Targeting the RUNX1
protein – a transcription factor that helps regulate blood cell development –
may provide a new approach to treating acute myeloid leukemia (AML), according
to a study led by researchers at Cincinnati Children’s.
The findings, posted online Aug. 27, 2013, in
the Journal of Clinical Investigation, found
that RUNX1 plays an unexpected role
in supporting the growth of AML when the condition is fueled by fusion
“RUNX1 is generally
considered a tumor suppressor in myeloid neoplasms, but our study found that
inhibiting its activity rather than enhancing it could be a promising
therapeutic strategy for AMLs driven by fusion proteins,” said James Mulloy PhD, a researcher in the Division of Experimental Hematology and Cancer Biology
at Cincinnati Children’s and lead investigator.
AML develops and
progresses rapidly, requiring prompt treatment with chemotherapy, radiation or
bone marrow transplant. These treatments can be risky or only partially
effective depending on the patient as well as the variation and progression of
disease. Mulloy and colleagues are searching for targeted molecular approaches
that could be more effective and carry fewer side effects.
The research team
developed a mouse model of AML that is driven by fusion proteins and a mixed-lineage
leukemic gene called MLL-AF9. When researchers genetically inhibited RUNX1 and an
associated protein called core-binding factor subunit beta (Cbfb) in these
mice, it stopped the development of leukemia cells.

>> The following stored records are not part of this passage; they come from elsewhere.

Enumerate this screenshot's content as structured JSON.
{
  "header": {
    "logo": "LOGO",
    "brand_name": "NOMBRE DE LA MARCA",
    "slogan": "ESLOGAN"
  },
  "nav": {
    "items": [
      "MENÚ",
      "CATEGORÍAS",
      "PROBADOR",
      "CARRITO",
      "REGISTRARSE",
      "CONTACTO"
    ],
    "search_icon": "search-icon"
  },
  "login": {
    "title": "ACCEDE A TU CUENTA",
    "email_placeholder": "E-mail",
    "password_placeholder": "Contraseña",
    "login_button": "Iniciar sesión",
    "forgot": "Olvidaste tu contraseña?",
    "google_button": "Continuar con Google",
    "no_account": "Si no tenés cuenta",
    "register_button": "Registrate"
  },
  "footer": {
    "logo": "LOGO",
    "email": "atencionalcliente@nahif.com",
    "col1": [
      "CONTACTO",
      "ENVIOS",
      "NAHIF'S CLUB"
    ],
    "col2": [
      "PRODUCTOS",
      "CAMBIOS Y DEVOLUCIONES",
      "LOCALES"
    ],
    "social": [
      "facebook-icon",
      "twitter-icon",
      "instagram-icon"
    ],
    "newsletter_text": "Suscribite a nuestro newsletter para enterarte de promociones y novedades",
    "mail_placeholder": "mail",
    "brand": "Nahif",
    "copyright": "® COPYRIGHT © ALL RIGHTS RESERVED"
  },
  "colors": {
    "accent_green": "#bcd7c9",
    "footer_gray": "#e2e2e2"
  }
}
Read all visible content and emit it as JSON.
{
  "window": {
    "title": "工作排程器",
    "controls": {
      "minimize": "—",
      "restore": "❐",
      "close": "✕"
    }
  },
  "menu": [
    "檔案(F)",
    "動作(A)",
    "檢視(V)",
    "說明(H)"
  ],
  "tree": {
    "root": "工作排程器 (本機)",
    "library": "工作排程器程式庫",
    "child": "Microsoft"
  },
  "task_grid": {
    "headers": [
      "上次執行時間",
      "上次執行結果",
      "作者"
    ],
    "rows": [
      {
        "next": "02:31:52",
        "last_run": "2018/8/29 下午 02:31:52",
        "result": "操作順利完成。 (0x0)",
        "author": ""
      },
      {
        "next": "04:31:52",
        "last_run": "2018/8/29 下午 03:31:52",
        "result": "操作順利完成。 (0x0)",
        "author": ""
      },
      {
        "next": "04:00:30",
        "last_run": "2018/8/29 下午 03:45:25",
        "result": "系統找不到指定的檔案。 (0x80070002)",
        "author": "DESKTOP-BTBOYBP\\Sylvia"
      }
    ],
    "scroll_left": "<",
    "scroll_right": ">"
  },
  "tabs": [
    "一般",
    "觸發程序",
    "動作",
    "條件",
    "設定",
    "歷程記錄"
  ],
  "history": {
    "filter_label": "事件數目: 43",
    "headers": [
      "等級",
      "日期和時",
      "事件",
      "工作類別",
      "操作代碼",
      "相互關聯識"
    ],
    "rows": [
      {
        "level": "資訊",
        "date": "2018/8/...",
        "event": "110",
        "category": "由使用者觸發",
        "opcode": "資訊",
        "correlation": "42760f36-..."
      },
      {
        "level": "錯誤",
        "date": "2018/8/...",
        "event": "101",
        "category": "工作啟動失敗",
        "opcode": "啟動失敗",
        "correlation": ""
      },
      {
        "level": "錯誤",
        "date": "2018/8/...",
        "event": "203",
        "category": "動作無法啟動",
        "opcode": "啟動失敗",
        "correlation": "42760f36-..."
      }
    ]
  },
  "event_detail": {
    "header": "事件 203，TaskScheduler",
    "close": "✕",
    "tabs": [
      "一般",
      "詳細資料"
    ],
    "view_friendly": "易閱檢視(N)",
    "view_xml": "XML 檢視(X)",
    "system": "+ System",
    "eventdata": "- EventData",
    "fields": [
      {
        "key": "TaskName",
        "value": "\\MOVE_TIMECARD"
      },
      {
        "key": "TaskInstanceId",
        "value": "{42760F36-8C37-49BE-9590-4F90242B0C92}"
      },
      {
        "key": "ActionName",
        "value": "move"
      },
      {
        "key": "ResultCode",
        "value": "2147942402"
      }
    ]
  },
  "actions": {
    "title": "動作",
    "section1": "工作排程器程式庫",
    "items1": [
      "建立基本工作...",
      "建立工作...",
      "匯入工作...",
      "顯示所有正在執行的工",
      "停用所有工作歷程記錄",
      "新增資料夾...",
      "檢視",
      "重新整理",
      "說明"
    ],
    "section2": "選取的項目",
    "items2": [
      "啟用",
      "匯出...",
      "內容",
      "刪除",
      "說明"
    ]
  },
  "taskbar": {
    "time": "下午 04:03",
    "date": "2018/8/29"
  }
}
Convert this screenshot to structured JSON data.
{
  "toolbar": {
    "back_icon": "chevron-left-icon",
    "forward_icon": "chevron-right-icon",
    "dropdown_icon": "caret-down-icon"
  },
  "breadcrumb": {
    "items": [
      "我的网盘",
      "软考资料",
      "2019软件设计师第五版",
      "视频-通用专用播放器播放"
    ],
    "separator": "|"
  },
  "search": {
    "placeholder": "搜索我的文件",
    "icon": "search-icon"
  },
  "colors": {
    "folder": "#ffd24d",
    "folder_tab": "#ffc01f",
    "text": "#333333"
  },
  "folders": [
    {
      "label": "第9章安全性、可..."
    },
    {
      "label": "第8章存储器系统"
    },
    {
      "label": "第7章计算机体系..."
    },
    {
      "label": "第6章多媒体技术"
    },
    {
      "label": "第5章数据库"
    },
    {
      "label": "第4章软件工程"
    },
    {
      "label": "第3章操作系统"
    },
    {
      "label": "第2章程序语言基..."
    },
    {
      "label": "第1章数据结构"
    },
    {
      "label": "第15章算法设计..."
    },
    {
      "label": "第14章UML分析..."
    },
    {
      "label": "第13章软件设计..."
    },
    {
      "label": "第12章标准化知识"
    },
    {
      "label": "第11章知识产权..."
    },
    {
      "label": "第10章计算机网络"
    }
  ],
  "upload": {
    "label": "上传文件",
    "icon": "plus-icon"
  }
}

based on mouse models do not always translate to human disease, the findings demonstrate
that RUNX1 merits further research as a potential therapeutic target for AML.